, I'm a softy. I like seeing nice, talented people do well, and don't really enjoy cringing at crazy acts like, say, a delusional singing mime. In that sense, I'm having a rough time getting into this sprawling, feature-length New York/Hollywood episode, as its first few successes fail to register and its parades of failure drag on interminably. Thankfully, the show delivers a few highs worth waiting for, but there is a great deal of rough before we get to the diamonds.
The action returns to New York tonight, opening with a dancing kid routine called the Struck Boyz. With apologies to the group's passionate pack of mothers, I really kind of hate this -- their 10-year-old Jersey Shore
shtick falls flat, and their pledge to spend their million dollars on Axe and hair gel doesn't help. The routine itself is middling, boasting little in the way of technical merit and frequently breaking synchronicity. The judges' praise is pretty measured, as they highlight neutral attributes like commitment and fun rather than talent, but it's a bunch of kids dancing hip-hop, so whatever, they pass.
Next is a hand balancing act called KriStef, so named for its two-man team of step-brothers Kristopher and Steffon. Their routine is ... well ... pretty erotic. They talk it up as a circus family routine, but it's much closer to a male strip show -- tough to say whether that helps or hurts their respectability. Needless to say, they're a big hit with the ladies, and the gymnastic component is even strong enough to win over the gentlemen.
And then there's the singing mime. Having bombed in America, she apparently played to over 100 people who didn't actively boo her in Europe and is now back in the States to try and elevate our culture of Philistines. Enough pretense: she's a bad mime and a bad singer and that's all there is to be said about it.
The evening finally picks up with Hammerstep, a darkly dressed Irish/hip-hop dance troop. The routine is uncompromisingly technical, but contemporary enough to keep the attention of a mainstream audience. Between their arresting visuals and artful athleticism, they're the dance troop that I'm most looking forward to seeing more of.
One montage of compelling performers later -- really could have used more of these guys and less of the mime -- we have the six and nine-year old music duo of Aaralyn and Izzy. Though I can't really defend their musical abilities, it's one of the most entertaining acts of the night: the nine-year-old boy plays drums, and the six-year-old girl screams like a black metal banshee. There's no question that this novelty act will be short-lived, but they wrangle a smile from me.
Back on the non-Satanic end of the spectrum, we have the Virginia State University Gospel Choir. The group distinguishes itself with spirited, synchronized choreography, but the real hero of the song is a soloist named Bernard.
The show then migrates to Hollywood, leading off underwhelmingly with a sweet-natured oddball gum sculptor. I find myself increasingly at odds with Howie Mandel, who argues tonight that nobody in America wants to hear an original song -- between that and the idiotic anarchy "A"-stamped varsity jacket that he wore throughout the first half of the show, I think we probably frequent different bars. It's pretty satisfying then to watch him eat his words when teenagers Brandon and Savannah come along, performing a thoroughly polished original rock number.
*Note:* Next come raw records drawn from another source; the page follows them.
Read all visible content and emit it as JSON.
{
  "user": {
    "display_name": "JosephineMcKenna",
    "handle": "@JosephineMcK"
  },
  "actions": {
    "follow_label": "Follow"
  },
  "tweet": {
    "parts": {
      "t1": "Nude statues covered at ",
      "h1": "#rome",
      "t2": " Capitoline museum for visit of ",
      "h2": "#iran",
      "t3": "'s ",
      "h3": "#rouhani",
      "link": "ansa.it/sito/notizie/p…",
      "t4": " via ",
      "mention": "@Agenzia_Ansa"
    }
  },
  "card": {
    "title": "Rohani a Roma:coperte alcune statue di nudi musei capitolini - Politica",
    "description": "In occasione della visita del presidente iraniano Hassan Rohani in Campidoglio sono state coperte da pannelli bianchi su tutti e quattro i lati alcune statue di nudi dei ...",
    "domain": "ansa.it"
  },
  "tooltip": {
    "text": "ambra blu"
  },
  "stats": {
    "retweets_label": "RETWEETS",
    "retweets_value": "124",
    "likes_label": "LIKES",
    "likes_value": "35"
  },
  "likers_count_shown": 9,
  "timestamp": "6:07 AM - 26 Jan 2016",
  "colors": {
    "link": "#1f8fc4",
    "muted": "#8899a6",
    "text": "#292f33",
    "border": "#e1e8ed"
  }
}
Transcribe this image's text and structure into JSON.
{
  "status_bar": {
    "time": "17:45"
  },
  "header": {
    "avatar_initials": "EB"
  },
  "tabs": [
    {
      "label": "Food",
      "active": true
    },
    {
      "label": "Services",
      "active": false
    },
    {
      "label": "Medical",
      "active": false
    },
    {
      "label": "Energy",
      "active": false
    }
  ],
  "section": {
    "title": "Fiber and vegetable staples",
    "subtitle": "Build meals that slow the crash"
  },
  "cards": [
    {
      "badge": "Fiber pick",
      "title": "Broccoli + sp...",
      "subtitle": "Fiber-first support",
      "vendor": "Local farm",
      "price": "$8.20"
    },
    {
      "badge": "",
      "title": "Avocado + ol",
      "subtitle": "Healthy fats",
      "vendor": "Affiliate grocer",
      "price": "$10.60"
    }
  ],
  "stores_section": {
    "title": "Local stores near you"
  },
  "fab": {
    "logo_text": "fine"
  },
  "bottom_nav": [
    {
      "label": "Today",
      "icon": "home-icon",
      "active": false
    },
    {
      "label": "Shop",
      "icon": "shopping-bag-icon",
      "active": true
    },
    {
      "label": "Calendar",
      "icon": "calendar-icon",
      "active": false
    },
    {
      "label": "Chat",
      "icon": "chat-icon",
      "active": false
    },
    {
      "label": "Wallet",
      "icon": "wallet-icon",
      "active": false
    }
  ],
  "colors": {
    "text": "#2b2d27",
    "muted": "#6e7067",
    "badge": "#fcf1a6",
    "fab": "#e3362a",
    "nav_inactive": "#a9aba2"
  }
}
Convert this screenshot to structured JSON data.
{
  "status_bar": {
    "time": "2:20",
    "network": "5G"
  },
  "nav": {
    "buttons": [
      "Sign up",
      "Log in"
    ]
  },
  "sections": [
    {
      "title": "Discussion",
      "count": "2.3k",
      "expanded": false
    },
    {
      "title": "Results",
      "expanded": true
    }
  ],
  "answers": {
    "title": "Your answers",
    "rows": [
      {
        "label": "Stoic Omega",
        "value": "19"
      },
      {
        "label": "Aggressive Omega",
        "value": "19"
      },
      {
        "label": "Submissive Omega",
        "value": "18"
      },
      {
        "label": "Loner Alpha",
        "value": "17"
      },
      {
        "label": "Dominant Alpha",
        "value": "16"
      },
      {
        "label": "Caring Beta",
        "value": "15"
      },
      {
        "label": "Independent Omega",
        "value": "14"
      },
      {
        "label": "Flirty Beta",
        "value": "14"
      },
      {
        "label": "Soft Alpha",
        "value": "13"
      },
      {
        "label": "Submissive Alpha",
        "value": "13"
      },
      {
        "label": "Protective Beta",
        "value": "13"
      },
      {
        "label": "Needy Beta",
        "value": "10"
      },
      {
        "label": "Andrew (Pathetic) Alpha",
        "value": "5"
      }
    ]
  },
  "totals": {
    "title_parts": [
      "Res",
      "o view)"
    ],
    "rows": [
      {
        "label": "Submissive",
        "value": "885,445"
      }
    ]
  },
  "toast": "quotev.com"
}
Next up is a dry 26-year-old comedian named Taylor, filling the heretofore untapped niche of duvet comedy. His set is just a little shaky -- I imagine that having to introduce oneself and chat a bit before launching into a pre-planned routine is one of the worst ways to start a stand-up set -- but he delivers quite a few laughs and demonstrates a great deal of potential. I get the sense that he's in the process of finding his voice and could grow to be successful in the alt-comedy world.
As we begin closing in on the two-hour mark, we're treated to yet another failure montage initiated by Jacob, a professional party stunt man who crams a scorpion into his mouth, tries to blow bubbles and gets stung on the lip. It's finally turned around by Nathan, an affable singing escape artist who divides the judges.
The last act of the evening is an international singing group called Forte, notable for the fact that they met on the internet a few weeks before the audition. Hailing from New York, Porto Rico and South Korea, the trio dresses casually but sings like Il Divo: their Agnus Dei is transcendent, and the Struck Boyz look even more out of place than before.
This was a thoroughly uneven evening of talent, but at least the highs were high: Taylor's brand of humor was right up my ally, Hammerstep could be great all season and the VSU Gospel Choir will ensure that the season never gets monotonous. I'm rapidly running out of patience with the sprawling, waste-of-time act segments, but I remain optimistic about these performers when the live shows kick in.